## Work instruction
The answer must consist of each line below that holds the word "this", copied as it stands.

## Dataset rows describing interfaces

+++

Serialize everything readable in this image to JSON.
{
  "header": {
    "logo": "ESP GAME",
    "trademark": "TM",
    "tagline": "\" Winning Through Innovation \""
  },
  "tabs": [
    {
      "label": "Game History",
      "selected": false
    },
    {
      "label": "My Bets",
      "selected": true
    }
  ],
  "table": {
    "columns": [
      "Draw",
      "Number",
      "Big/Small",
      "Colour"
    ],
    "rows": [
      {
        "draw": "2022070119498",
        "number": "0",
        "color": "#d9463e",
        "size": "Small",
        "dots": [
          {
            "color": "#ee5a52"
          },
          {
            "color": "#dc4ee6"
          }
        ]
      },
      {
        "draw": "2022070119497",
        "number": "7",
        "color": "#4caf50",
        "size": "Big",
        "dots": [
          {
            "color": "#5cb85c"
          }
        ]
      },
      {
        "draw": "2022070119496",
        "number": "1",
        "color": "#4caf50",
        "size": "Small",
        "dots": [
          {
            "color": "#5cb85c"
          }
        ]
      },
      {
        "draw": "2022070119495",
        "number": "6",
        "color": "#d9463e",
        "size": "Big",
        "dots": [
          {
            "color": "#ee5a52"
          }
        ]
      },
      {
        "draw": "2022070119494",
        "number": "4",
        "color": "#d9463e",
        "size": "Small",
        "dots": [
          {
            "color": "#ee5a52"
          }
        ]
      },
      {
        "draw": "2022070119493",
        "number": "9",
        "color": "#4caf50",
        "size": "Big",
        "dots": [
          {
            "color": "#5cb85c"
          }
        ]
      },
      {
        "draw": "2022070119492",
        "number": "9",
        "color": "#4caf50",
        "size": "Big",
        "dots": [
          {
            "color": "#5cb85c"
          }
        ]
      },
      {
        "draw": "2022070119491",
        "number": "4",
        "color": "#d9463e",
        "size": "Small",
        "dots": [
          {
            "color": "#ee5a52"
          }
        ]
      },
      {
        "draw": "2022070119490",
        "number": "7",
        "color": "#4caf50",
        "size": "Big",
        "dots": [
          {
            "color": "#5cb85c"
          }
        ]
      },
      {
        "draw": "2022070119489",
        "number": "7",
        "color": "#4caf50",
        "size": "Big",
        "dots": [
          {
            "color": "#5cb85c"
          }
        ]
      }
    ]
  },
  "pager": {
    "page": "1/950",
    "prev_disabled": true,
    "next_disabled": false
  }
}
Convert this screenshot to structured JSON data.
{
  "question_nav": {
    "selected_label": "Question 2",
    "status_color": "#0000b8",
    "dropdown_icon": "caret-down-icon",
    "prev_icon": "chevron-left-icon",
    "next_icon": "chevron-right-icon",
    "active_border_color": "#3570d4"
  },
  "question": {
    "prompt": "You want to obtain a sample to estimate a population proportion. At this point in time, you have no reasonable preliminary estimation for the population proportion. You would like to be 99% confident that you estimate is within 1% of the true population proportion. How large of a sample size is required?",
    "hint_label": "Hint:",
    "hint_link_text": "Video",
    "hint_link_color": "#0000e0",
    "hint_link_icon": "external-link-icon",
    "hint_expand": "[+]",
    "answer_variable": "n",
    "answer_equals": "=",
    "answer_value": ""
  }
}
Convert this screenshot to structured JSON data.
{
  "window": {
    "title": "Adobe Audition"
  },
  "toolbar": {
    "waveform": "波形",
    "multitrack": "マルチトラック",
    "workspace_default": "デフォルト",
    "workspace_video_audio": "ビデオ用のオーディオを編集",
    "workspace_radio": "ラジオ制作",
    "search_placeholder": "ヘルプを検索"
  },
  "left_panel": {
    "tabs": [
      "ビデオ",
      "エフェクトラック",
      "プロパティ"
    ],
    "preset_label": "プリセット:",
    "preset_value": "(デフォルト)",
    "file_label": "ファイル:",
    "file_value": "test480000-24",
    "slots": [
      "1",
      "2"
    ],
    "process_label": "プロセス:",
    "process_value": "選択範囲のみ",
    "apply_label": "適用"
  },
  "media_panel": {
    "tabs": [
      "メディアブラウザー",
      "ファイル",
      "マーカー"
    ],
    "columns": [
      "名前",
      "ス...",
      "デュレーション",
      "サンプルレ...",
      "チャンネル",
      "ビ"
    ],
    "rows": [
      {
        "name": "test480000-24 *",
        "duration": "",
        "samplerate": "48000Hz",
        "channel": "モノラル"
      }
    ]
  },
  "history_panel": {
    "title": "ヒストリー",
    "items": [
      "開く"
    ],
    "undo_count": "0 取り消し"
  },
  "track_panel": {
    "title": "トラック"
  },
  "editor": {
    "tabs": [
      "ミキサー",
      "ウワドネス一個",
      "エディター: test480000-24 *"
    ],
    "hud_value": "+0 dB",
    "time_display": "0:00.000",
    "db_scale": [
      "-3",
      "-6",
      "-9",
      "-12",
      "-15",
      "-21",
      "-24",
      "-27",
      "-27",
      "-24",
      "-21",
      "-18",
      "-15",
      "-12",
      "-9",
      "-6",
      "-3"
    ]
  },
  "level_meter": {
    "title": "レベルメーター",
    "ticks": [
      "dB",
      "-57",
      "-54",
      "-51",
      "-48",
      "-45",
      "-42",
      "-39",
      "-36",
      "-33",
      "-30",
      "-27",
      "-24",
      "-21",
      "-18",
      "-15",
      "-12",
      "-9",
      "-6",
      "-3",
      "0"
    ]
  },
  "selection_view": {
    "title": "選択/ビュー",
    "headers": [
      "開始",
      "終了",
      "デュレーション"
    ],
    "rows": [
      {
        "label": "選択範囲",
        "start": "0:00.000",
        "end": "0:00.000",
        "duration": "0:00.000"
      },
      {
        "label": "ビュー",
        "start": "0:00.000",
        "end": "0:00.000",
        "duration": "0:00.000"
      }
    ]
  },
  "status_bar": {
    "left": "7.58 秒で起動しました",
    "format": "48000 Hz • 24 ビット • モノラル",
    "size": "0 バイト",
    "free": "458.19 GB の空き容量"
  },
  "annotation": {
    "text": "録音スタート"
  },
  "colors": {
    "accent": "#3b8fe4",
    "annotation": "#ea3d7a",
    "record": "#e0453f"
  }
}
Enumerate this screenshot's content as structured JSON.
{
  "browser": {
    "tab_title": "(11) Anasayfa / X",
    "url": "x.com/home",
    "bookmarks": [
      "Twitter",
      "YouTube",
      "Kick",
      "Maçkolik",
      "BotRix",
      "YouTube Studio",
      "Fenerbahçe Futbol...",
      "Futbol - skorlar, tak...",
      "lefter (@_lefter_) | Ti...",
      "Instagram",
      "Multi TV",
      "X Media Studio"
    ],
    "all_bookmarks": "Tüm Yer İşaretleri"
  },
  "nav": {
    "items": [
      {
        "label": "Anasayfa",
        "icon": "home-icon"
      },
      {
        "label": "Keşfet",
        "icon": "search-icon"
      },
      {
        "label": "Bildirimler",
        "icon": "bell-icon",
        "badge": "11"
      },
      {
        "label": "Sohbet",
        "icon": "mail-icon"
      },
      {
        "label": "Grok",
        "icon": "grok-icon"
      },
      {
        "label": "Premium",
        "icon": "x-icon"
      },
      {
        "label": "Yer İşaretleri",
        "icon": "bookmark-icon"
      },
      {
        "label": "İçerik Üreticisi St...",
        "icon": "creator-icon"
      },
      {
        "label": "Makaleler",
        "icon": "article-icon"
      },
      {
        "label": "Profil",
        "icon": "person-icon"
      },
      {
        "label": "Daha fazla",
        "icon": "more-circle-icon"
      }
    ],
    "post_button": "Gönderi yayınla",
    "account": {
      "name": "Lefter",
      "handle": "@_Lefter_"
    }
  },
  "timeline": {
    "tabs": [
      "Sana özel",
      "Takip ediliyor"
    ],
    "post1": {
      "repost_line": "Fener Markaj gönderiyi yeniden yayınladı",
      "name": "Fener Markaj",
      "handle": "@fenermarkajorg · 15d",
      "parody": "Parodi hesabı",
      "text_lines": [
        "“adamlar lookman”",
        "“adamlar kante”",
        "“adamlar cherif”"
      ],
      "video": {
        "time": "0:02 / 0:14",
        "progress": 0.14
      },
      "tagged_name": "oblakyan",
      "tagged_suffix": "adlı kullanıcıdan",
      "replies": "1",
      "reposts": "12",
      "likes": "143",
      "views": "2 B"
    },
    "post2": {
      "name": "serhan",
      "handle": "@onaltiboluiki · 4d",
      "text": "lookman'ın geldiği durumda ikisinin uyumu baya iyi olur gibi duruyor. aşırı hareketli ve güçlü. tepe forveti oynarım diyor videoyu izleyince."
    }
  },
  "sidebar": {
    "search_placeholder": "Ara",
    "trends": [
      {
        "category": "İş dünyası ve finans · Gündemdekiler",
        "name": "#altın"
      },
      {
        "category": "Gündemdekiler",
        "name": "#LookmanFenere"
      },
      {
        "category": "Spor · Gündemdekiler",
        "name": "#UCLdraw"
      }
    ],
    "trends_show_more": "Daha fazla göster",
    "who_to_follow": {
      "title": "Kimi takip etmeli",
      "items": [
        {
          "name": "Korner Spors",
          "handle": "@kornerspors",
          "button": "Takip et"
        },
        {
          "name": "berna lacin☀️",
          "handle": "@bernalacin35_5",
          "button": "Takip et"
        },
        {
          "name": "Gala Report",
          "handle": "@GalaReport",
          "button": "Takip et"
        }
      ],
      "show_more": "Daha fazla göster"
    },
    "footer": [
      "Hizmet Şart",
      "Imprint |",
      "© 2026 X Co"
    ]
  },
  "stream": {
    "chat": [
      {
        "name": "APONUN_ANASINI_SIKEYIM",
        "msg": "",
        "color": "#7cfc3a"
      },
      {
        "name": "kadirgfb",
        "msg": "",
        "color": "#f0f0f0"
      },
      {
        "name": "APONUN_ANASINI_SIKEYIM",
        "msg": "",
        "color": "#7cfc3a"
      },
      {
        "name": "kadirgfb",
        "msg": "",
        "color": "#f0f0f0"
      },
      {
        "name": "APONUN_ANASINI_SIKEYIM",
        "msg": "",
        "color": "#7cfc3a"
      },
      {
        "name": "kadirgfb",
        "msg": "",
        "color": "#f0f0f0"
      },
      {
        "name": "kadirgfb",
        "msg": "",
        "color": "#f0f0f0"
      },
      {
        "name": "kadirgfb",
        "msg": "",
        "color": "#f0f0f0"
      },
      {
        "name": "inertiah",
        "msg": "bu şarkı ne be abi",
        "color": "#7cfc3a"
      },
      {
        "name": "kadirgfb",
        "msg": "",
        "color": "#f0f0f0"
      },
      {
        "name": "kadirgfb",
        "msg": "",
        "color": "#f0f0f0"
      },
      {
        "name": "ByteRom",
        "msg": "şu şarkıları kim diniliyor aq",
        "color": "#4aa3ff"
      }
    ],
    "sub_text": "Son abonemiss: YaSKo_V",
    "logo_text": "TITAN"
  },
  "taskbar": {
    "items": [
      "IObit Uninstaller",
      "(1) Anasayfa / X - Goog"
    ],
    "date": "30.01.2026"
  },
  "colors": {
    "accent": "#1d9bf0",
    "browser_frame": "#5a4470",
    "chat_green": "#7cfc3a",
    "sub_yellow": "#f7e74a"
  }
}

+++

## Written reply
Serialize everything readable in this image to JSON.
Convert this screenshot to structured JSON data.
    "prompt": "You want to obtain a sample to estimate a population proportion. At this point in time, you have no reasonable preliminary estimation for the population proportion. You would like to be 99% confident that you estimate is within 1% of the true population proportion. How large of a sample size is required?",
Convert this screenshot to structured JSON data.
Enumerate this screenshot's content as structured JSON.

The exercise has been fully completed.